- About this exercise: Find and copy each line in the material below where the string "name" occurs.
--------------------------------
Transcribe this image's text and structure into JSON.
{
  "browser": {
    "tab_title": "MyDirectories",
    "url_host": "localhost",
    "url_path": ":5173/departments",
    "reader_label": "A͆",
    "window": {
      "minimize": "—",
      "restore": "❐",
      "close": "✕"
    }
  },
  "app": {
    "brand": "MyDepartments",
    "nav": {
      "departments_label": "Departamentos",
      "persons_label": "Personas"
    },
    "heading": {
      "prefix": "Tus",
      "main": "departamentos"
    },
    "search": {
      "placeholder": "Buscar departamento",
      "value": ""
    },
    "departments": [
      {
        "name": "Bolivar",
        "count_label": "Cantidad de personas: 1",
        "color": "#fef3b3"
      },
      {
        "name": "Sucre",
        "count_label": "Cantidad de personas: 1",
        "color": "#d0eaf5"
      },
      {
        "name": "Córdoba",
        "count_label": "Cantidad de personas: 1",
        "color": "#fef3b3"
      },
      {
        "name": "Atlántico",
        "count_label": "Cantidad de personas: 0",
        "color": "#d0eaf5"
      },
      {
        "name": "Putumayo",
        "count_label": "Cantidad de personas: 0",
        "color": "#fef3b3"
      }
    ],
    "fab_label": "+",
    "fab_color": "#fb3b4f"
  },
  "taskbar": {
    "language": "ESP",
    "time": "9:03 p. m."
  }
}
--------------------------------
- Answer box:
        "name": "Bolivar",
        "name": "Sucre",
        "name": "Córdoba",
        "name": "Atlántico",
        "name": "Putumayo",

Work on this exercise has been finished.